> **WHAT YOU NEED TO DO**
Only lines holding the word "subject" are needed; copy each of them from the material.

> **GIVEN RECORDS**
────────

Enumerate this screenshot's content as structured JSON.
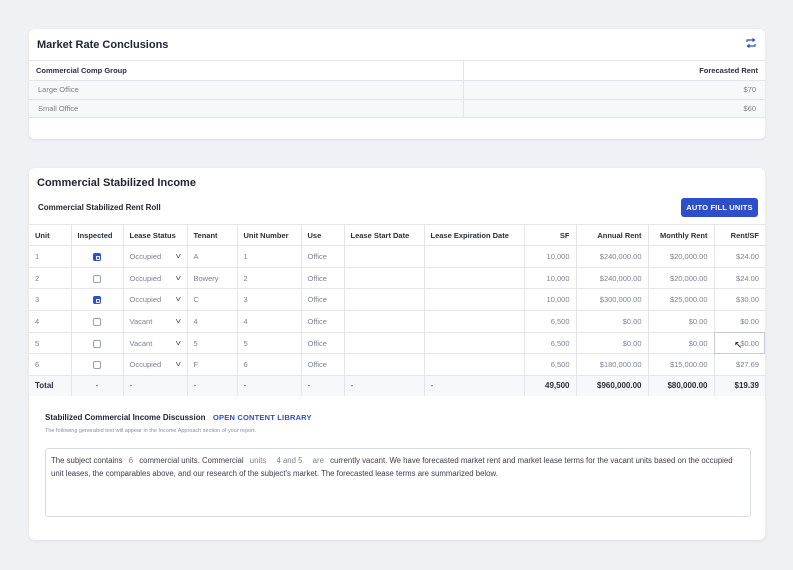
{
  "market": {
    "title": "Market Rate Conclusions",
    "columns": [
      "Commercial Comp Group",
      "Forecasted Rent"
    ],
    "rows": [
      {
        "group": "Large Office",
        "rent": "$70"
      },
      {
        "group": "Small Office",
        "rent": "$60"
      }
    ]
  },
  "income": {
    "title": "Commercial Stabilized Income",
    "subtitle": "Commercial Stabilized Rent Roll",
    "autofill_label": "AUTO FILL UNITS",
    "columns": [
      "Unit",
      "Inspected",
      "Lease Status",
      "Tenant",
      "Unit Number",
      "Use",
      "Lease Start Date",
      "Lease Expiration Date",
      "SF",
      "Annual Rent",
      "Monthly Rent",
      "Rent/SF"
    ],
    "rows": [
      {
        "unit": "1",
        "inspected": true,
        "status": "Occupied",
        "tenant": "A",
        "unit_number": "1",
        "use": "Office",
        "start": "",
        "expiration": "",
        "sf": "10,000",
        "annual": "$240,000.00",
        "monthly": "$20,000.00",
        "rent_sf": "$24.00"
      },
      {
        "unit": "2",
        "inspected": false,
        "status": "Occupied",
        "tenant": "Bowery",
        "unit_number": "2",
        "use": "Office",
        "start": "",
        "expiration": "",
        "sf": "10,000",
        "annual": "$240,000.00",
        "monthly": "$20,000.00",
        "rent_sf": "$24.00"
      },
      {
        "unit": "3",
        "inspected": true,
        "status": "Occupied",
        "tenant": "C",
        "unit_number": "3",
        "use": "Office",
        "start": "",
        "expiration": "",
        "sf": "10,000",
        "annual": "$300,000.00",
        "monthly": "$25,000.00",
        "rent_sf": "$30.00"
      },
      {
        "unit": "4",
        "inspected": false,
        "status": "Vacant",
        "tenant": "4",
        "unit_number": "4",
        "use": "Office",
        "start": "",
        "expiration": "",
        "sf": "6,500",
        "annual": "$0.00",
        "monthly": "$0.00",
        "rent_sf": "$0.00"
      },
      {
        "unit": "5",
        "inspected": false,
        "status": "Vacant",
        "tenant": "5",
        "unit_number": "5",
        "use": "Office",
        "start": "",
        "expiration": "",
        "sf": "6,500",
        "annual": "$0.00",
        "monthly": "$0.00",
        "rent_sf": "$0.00"
      },
      {
        "unit": "6",
        "inspected": false,
        "status": "Occupied",
        "tenant": "F",
        "unit_number": "6",
        "use": "Office",
        "start": "",
        "expiration": "",
        "sf": "6,500",
        "annual": "$180,000.00",
        "monthly": "$15,000.00",
        "rent_sf": "$27.69"
      }
    ],
    "total": {
      "label": "Total",
      "dash": "-",
      "sf": "49,500",
      "annual": "$960,000.00",
      "monthly": "$80,000.00",
      "rent_sf": "$19.39"
    }
  },
  "discussion": {
    "title": "Stabilized Commercial Income Discussion",
    "link": "OPEN CONTENT LIBRARY",
    "note": "The following generated text will appear in the Income Approach section of your report.",
    "text": {
      "p1": "The subject contains",
      "t1": "6",
      "p2": "commercial units. Commercial",
      "t2": "units",
      "t3": "4 and 5",
      "t4": "are",
      "p3": "currently vacant. We have forecasted market rent and market lease terms for the vacant units based on the occupied unit leases, the comparables above, and our research of the subject's market. The forecasted lease terms are summarized below."
    }
  },
  "icons": {
    "refresh": "refresh-icon",
    "chevron": "chevron-down-icon"
  },
  "colors": {
    "accent": "#2f4fc9"
  }
}
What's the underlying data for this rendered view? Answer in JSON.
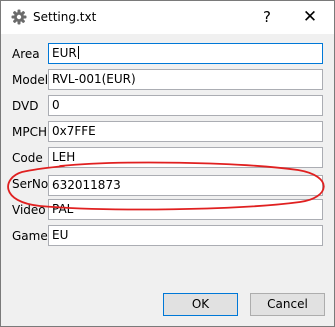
{
  "window": {
    "title": "Setting.txt",
    "help_glyph": "?",
    "close_glyph": "✕"
  },
  "fields": [
    {
      "label": "Area",
      "value": "EUR",
      "focused": true
    },
    {
      "label": "Model",
      "value": "RVL-001(EUR)"
    },
    {
      "label": "DVD",
      "value": "0"
    },
    {
      "label": "MPCH",
      "value": "0x7FFE"
    },
    {
      "label": "Code",
      "value": "LEH"
    },
    {
      "label": "SerNo",
      "value": "632011873",
      "annotated": true
    },
    {
      "label": "Video",
      "value": "PAL"
    },
    {
      "label": "Game",
      "value": "EU"
    }
  ],
  "buttons": {
    "ok": "OK",
    "cancel": "Cancel"
  },
  "colors": {
    "annotation": "#e02020",
    "focus_border": "#0078d7"
  },
  "icons": {
    "app": "gear-icon",
    "help": "help-icon",
    "close": "close-icon"
  }
}
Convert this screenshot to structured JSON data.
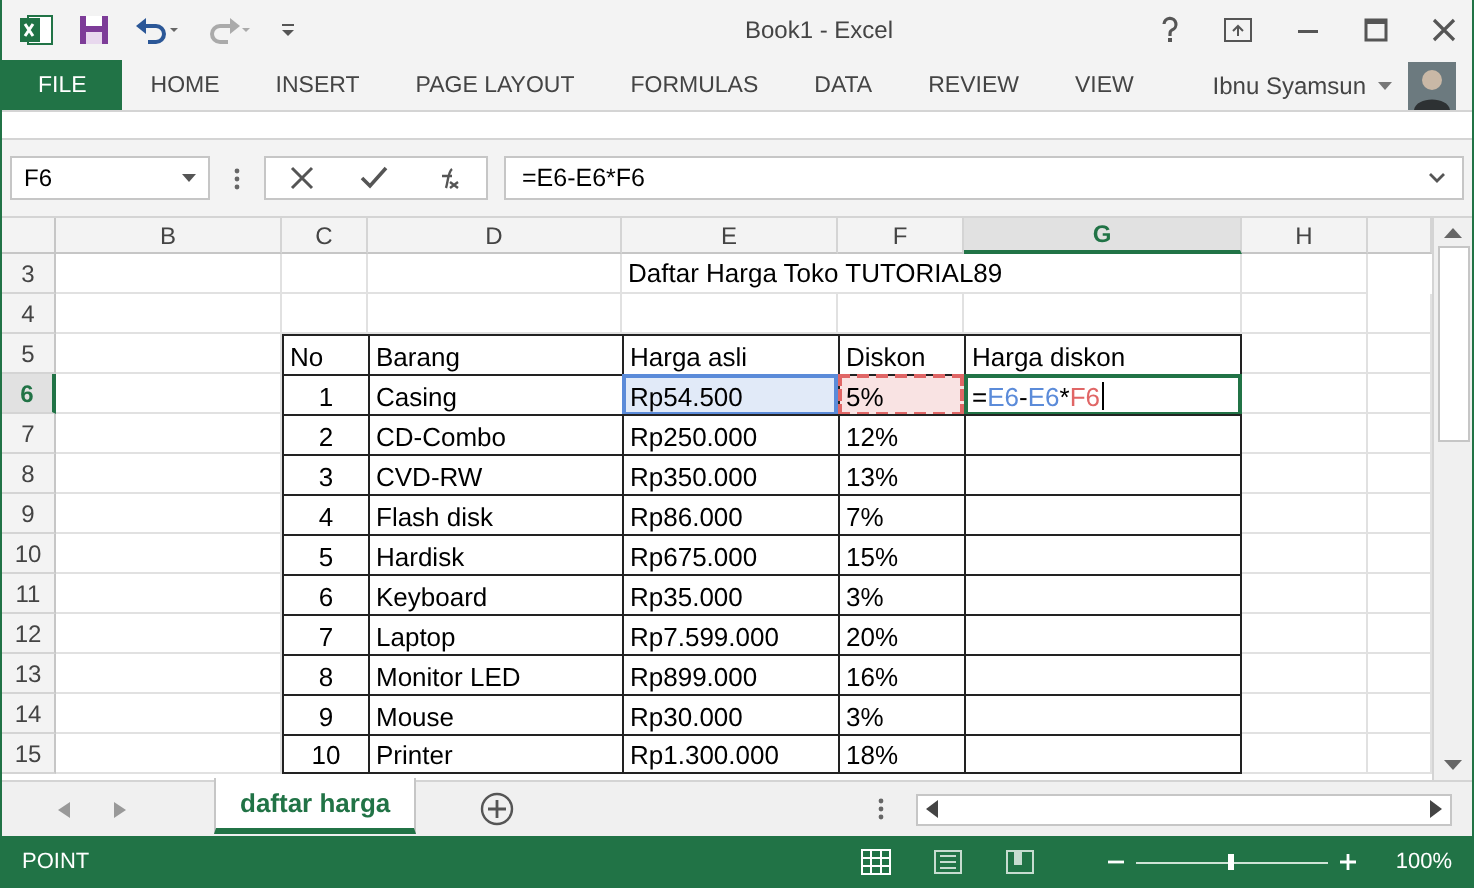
{
  "window": {
    "title": "Book1 - Excel"
  },
  "ribbon_tabs": [
    {
      "label": "FILE",
      "selected": true
    },
    {
      "label": "HOME",
      "selected": false
    },
    {
      "label": "INSERT",
      "selected": false
    },
    {
      "label": "PAGE LAYOUT",
      "selected": false
    },
    {
      "label": "FORMULAS",
      "selected": false
    },
    {
      "label": "DATA",
      "selected": false
    },
    {
      "label": "REVIEW",
      "selected": false
    },
    {
      "label": "VIEW",
      "selected": false
    }
  ],
  "user": {
    "name": "Ibnu Syamsun"
  },
  "formula_bar": {
    "name_box": "F6",
    "formula": "=E6-E6*F6"
  },
  "columns": [
    {
      "label": "B",
      "selected": false
    },
    {
      "label": "C",
      "selected": false
    },
    {
      "label": "D",
      "selected": false
    },
    {
      "label": "E",
      "selected": false
    },
    {
      "label": "F",
      "selected": false
    },
    {
      "label": "G",
      "selected": true
    },
    {
      "label": "H",
      "selected": false
    }
  ],
  "rows": [
    {
      "number": "3",
      "selected": false,
      "kind": "title",
      "text": "Daftar Harga Toko TUTORIAL89"
    },
    {
      "number": "4",
      "selected": false,
      "kind": "blank"
    },
    {
      "number": "5",
      "selected": false,
      "kind": "header",
      "cells": [
        {
          "text": "No"
        },
        {
          "text": "Barang"
        },
        {
          "text": "Harga asli"
        },
        {
          "text": "Diskon"
        },
        {
          "text": "Harga diskon"
        }
      ]
    },
    {
      "number": "6",
      "selected": true,
      "kind": "data",
      "cells": [
        {
          "text": "1"
        },
        {
          "text": "Casing"
        },
        {
          "text": "Rp54.500",
          "color": "#5b8bd9"
        },
        {
          "text": "5%",
          "color": "#e06666"
        },
        {
          "formula": [
            {
              "text": "=",
              "color": "#000000"
            },
            {
              "text": "E6",
              "color": "#5b8bd9"
            },
            {
              "text": "-",
              "color": "#000000"
            },
            {
              "text": "E6",
              "color": "#5b8bd9"
            },
            {
              "text": "*",
              "color": "#000000"
            },
            {
              "text": "F6",
              "color": "#e06666"
            }
          ]
        }
      ]
    },
    {
      "number": "7",
      "selected": false,
      "kind": "data",
      "cells": [
        {
          "text": "2"
        },
        {
          "text": "CD-Combo"
        },
        {
          "text": "Rp250.000"
        },
        {
          "text": "12%"
        },
        {}
      ]
    },
    {
      "number": "8",
      "selected": false,
      "kind": "data",
      "cells": [
        {
          "text": "3"
        },
        {
          "text": "CVD-RW"
        },
        {
          "text": "Rp350.000"
        },
        {
          "text": "13%"
        },
        {}
      ]
    },
    {
      "number": "9",
      "selected": false,
      "kind": "data",
      "cells": [
        {
          "text": "4"
        },
        {
          "text": "Flash disk"
        },
        {
          "text": "Rp86.000"
        },
        {
          "text": "7%"
        },
        {}
      ]
    },
    {
      "number": "10",
      "selected": false,
      "kind": "data",
      "cells": [
        {
          "text": "5"
        },
        {
          "text": "Hardisk"
        },
        {
          "text": "Rp675.000"
        },
        {
          "text": "15%"
        },
        {}
      ]
    },
    {
      "number": "11",
      "selected": false,
      "kind": "data",
      "cells": [
        {
          "text": "6"
        },
        {
          "text": "Keyboard"
        },
        {
          "text": "Rp35.000"
        },
        {
          "text": "3%"
        },
        {}
      ]
    },
    {
      "number": "12",
      "selected": false,
      "kind": "data",
      "cells": [
        {
          "text": "7"
        },
        {
          "text": "Laptop"
        },
        {
          "text": "Rp7.599.000"
        },
        {
          "text": "20%"
        },
        {}
      ]
    },
    {
      "number": "13",
      "selected": false,
      "kind": "data",
      "cells": [
        {
          "text": "8"
        },
        {
          "text": "Monitor LED"
        },
        {
          "text": "Rp899.000"
        },
        {
          "text": "16%"
        },
        {}
      ]
    },
    {
      "number": "14",
      "selected": false,
      "kind": "data",
      "cells": [
        {
          "text": "9"
        },
        {
          "text": "Mouse"
        },
        {
          "text": "Rp30.000"
        },
        {
          "text": "3%"
        },
        {}
      ]
    },
    {
      "number": "15",
      "selected": false,
      "kind": "data",
      "cells": [
        {
          "text": "10"
        },
        {
          "text": "Printer"
        },
        {
          "text": "Rp1.300.000"
        },
        {
          "text": "18%"
        },
        {}
      ]
    }
  ],
  "sheet_tabs": [
    {
      "label": "daftar harga",
      "selected": true
    }
  ],
  "status_bar": {
    "mode": "POINT",
    "zoom": "100%",
    "zoom_slider": {
      "level": 0.5
    },
    "views": [
      {
        "selected": true
      },
      {
        "selected": false
      },
      {
        "selected": false
      }
    ]
  }
}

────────

> **SOLUTION**
      "p1": "The subject contains",
      "p3": "currently vacant. We have forecasted market rent and market lease terms for the vacant units based on the occupied unit leases, the comparables above, and our research of the subject's market. The forecasted lease terms are summarized below."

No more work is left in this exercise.